While single-sex schools have garnered a lot of fans, even their most ardent supporters admit that they’re not for everyone. CF’s publisher Carina D’Brass Cassidy’s two sons have each experienced single-gender education, with differing opinions and results. Her older son, Pierce, enjoyed and profited from his time at St. Andrew’s College in Aurora, Ont., and graduated two years ago. However, younger son Devin, currently in Grade 10 at St. Andrew’s, has had challenges. They are considering a move to a coed school for him next year. “We really feel that Devin will perform better, socially and academically, in a coed environment. It’s just his personality — he connects and communicates well with girls.” She notes that there’s a broad range of options available (especially if private school is an option), and advises parents to consider all aspects of the prospective school and decide how well they will match your child’s strengths, style and personality. Is sports a top priority, or academics? Does your child embrace tradition and structure, or thrive in a casual environment?
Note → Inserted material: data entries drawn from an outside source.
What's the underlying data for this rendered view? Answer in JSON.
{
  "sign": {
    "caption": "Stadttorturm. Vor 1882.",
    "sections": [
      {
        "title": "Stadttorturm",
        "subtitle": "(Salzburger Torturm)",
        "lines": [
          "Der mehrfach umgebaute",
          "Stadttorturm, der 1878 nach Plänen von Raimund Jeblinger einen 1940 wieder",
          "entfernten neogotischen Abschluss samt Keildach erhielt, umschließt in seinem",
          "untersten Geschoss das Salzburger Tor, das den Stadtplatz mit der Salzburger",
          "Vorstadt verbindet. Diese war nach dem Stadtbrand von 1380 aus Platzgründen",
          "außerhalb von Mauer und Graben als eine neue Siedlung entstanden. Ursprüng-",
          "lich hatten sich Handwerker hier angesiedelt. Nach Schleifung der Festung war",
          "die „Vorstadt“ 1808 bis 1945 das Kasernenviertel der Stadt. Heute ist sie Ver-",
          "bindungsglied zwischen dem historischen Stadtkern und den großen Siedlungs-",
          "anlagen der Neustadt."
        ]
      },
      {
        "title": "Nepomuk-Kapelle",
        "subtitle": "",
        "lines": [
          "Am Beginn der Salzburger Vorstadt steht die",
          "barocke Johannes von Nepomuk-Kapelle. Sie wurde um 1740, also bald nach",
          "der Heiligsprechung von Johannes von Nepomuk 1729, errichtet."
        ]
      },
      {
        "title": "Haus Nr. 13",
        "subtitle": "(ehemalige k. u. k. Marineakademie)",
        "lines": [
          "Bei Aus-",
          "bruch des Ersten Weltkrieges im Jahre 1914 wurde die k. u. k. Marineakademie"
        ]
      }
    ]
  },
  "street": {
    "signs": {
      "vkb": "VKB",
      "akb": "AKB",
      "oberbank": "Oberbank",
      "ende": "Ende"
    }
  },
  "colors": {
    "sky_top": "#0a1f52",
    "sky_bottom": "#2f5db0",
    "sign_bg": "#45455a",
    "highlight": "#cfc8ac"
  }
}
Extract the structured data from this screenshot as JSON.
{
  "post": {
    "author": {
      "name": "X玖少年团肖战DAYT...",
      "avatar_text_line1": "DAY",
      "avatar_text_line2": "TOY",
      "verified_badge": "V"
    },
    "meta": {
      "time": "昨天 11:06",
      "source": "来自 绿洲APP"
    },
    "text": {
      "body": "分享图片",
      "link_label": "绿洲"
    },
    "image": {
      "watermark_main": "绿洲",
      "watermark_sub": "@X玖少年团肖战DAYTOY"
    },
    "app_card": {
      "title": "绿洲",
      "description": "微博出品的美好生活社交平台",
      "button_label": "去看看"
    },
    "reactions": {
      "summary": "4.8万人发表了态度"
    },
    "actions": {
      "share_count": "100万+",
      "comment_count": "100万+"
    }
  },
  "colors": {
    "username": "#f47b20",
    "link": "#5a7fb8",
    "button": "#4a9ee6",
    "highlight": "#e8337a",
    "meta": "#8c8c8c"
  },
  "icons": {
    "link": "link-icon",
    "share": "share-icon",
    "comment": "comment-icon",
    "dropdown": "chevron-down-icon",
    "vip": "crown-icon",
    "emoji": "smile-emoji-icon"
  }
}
Montreal teacher Klara Bourne, whose son and daughter also attended single-sex schools, and whose son transferred to a coed school before finishing, adds that the most important factor is whether or not your child is happy. “You can’t force them into a single-sex school if they hate it,” she says. “It’s more important that the child love going to school than which school he’s at.”
Criticism #1 Separating people is never a good idea
“If you are teaching people to be separate, that’s a bad idea. But we are not anti-boys. We are pro-women. I tell critics that this is a program that is not about single-gender, but more about a type of schooling program that promotes confidence and helps young women become successful, healthy contributing members of a dual-gender society — and that is when the criticism ends.”
Linda Love-Walsh, principal, Avonmore School, Nellie McClung Girls’ Junior High program, Edmonton
Criticism #2 Real life is coed, and a single-sex education won’t prepare them for it
“Of all the criticisms, this one is my favourite. School is just different from real life — it just is! Think of all the other things that are different out in the world. Do you have to be there when the bell rings? Do you have to wear a uniform? And the other criticism I face is “They need to socialize together.’ The last time I saw adolescents not socialize here is never. They see each other at lunch, on the bus — there’s no lack of socialization here.”
Allannah Murphy, community learning centre coordinator, James Lyng High School, Montreal (which offers all-boys’, all-girls’ and coed classes
Criticism #3 Single-gender schools are filled with rich kids from good homes who would do well in school no matter what
“Our girls come from every realm of socioeconomic advantage and disadvantage. Parents that choose to send their daughter to Nellie McClung, yes, they want the best for their kids, but that doesn’t necessarily mean that these are all advantaged children. You run the gamut from kids that are highly motivated and academically successful to those who are not as successful, for whatever reason — lack of confidence, the inability to see themselves as good learners. And this program is designed to assist and nurture all of them.”
Criticism #4 Girls’ schools are full of gossip and cattiness, and boys’ schools are an exercise in survival of the fittest
“People typically think that girls are really catty, but when you take the boys out of the picture, there’s nothing to really argue about. Because, when you think about it, all of the arguments in elementary school were about “You’ve got my boyfriend!’ and things like that. Obviously there are going to be some disagreements, but if you don’t want to hang out with someone, there are so many other people here.”
Holland Philpott, Grade 9, St. Joseph’s College School
“We’re all brothers here, we’re all family, we’re all part of one community.”
Elliot Mayhew, Grade 10, St. Michael’s College School
“I’m on the football team, but I’m going to be completely honest — I suck. But everyone’s really encouraging. At a coed school, you try and impress the girls. But here you’re just playing for your team and yourself.”
Adrian Marsili, Grade 10